• **Required action**: Copy each line below holding "size".

• **Dataset extract**:
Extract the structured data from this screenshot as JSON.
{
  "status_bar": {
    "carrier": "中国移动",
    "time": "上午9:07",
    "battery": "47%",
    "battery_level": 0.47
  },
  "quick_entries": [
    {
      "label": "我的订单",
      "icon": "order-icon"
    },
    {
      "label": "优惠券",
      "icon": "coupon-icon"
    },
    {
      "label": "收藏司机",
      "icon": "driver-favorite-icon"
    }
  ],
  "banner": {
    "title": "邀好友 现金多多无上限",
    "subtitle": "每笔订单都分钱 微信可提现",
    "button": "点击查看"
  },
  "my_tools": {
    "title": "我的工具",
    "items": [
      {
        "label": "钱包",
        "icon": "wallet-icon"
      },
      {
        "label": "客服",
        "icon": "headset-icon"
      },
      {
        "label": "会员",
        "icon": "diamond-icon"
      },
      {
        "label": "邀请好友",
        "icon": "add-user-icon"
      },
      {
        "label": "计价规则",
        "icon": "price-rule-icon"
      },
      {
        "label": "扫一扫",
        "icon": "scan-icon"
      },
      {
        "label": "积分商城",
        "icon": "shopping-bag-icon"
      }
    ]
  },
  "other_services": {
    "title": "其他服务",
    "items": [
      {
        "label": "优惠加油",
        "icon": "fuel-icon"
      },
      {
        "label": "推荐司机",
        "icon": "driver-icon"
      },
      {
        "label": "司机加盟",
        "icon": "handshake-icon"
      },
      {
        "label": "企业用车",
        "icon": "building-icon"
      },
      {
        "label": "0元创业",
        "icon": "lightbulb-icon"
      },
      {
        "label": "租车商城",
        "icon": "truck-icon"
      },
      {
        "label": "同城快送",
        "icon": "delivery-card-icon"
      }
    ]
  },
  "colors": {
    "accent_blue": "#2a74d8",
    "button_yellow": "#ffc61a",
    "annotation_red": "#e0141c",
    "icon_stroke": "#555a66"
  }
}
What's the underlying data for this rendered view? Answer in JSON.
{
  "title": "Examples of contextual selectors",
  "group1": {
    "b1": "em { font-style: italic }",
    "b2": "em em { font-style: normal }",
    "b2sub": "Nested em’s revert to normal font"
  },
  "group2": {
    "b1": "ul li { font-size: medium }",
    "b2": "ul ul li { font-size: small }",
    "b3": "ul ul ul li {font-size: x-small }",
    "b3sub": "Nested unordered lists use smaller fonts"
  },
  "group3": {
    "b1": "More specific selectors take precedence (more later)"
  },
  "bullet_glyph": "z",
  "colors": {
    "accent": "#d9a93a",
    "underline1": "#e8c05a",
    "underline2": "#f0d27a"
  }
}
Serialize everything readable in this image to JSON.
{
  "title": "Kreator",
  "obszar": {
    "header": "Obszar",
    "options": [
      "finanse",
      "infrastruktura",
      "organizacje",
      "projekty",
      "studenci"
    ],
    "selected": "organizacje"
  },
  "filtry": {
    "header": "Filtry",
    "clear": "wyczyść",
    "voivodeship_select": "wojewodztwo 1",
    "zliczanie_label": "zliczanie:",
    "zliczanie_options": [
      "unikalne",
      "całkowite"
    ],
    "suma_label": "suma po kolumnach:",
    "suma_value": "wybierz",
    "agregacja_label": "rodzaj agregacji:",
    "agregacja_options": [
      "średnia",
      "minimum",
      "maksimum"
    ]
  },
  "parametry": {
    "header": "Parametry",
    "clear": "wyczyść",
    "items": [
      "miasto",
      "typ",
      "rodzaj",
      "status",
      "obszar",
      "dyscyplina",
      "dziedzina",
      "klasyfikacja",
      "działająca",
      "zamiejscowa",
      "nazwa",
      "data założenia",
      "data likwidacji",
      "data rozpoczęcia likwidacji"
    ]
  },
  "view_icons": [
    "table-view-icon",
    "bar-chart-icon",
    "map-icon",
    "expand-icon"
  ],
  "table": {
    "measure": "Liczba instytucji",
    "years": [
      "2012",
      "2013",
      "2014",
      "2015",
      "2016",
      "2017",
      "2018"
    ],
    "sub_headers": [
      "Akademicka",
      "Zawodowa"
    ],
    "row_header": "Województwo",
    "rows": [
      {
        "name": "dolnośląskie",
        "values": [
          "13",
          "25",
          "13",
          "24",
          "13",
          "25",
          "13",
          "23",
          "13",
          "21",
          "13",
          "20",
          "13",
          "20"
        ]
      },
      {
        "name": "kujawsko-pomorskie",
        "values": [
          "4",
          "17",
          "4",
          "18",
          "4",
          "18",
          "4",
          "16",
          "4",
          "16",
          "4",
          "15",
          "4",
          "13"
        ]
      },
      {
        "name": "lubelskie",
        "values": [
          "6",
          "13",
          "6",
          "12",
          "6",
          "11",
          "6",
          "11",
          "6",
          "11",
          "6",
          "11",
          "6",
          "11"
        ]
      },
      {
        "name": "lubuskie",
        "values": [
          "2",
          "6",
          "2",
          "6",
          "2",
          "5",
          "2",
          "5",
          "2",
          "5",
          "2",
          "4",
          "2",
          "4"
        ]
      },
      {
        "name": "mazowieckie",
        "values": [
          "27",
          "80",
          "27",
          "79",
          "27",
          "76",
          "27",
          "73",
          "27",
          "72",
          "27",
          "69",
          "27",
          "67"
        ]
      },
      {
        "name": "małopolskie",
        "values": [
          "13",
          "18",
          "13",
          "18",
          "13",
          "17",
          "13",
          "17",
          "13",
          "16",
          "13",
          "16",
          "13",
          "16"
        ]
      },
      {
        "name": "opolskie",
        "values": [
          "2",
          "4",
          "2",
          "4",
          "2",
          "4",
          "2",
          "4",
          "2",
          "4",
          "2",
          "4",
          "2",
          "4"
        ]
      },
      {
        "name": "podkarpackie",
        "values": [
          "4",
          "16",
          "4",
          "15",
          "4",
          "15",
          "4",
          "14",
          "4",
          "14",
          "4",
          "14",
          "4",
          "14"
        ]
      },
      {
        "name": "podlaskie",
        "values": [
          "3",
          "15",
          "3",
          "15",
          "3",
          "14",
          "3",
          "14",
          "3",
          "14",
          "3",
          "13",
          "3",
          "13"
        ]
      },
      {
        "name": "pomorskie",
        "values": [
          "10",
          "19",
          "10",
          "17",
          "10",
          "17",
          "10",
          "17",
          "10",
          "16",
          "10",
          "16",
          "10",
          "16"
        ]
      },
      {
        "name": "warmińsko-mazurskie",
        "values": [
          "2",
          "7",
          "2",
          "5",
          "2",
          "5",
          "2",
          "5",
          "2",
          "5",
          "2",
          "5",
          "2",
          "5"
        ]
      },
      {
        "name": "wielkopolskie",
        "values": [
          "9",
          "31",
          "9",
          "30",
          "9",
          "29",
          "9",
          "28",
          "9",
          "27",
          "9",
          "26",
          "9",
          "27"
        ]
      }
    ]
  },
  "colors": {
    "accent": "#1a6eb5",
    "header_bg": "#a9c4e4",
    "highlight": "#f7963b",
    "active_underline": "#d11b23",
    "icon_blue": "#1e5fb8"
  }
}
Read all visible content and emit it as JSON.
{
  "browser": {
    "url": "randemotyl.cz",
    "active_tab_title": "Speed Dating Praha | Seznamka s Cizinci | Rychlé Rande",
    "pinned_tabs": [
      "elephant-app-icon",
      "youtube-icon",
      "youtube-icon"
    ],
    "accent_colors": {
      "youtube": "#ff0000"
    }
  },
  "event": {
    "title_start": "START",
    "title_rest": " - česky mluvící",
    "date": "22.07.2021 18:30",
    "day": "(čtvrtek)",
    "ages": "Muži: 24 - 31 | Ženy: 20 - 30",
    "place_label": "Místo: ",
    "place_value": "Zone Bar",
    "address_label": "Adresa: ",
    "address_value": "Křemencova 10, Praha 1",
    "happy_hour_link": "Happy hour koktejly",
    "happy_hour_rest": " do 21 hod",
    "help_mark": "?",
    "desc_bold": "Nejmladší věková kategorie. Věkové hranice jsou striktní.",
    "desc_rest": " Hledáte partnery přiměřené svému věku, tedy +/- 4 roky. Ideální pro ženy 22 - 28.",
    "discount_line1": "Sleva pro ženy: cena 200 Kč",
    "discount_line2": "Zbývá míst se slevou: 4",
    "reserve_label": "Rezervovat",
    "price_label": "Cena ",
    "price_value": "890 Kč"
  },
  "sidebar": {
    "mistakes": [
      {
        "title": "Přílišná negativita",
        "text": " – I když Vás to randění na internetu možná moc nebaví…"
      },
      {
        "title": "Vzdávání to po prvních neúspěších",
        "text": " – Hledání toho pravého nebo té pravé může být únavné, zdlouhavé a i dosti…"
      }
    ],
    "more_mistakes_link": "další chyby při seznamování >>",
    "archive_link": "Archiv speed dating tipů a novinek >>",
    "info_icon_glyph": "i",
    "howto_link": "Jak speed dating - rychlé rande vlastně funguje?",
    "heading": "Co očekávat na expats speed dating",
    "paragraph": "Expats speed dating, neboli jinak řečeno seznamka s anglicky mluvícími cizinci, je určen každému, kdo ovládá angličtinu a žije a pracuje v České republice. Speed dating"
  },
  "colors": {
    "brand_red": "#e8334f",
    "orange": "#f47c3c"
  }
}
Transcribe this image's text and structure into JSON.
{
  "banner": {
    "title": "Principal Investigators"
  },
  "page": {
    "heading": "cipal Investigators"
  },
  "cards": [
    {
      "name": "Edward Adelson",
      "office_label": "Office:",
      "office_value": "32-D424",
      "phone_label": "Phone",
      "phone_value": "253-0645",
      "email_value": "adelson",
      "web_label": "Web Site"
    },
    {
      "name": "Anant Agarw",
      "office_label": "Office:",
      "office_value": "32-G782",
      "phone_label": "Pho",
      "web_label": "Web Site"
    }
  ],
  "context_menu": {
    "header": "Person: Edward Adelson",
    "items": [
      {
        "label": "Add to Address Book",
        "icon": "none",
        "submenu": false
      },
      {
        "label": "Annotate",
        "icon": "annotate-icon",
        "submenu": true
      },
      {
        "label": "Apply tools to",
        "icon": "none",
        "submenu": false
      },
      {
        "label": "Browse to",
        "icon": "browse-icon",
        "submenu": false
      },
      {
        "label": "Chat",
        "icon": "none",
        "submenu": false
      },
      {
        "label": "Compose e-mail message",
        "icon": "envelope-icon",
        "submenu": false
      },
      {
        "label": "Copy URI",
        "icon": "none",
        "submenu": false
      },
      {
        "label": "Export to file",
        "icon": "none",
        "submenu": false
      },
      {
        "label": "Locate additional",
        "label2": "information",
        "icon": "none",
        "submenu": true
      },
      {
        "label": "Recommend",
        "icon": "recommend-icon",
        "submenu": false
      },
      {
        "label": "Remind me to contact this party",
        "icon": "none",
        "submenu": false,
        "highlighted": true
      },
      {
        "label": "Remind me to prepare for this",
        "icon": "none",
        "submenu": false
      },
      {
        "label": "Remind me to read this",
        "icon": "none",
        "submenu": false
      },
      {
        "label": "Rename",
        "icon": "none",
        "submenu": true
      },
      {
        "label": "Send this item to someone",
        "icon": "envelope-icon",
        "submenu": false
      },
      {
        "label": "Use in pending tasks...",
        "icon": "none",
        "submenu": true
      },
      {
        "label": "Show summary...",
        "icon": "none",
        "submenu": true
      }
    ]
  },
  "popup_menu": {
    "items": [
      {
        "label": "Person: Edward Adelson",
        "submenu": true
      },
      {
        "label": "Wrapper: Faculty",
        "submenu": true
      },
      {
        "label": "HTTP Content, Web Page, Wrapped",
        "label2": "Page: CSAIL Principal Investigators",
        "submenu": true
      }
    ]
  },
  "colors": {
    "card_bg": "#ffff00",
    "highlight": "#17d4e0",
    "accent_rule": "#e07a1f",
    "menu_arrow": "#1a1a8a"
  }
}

• **Result**:
    "b1": "ul li { font-size: medium }",
    "b2": "ul ul li { font-size: small }",
    "b3": "ul ul ul li {font-size: x-small }",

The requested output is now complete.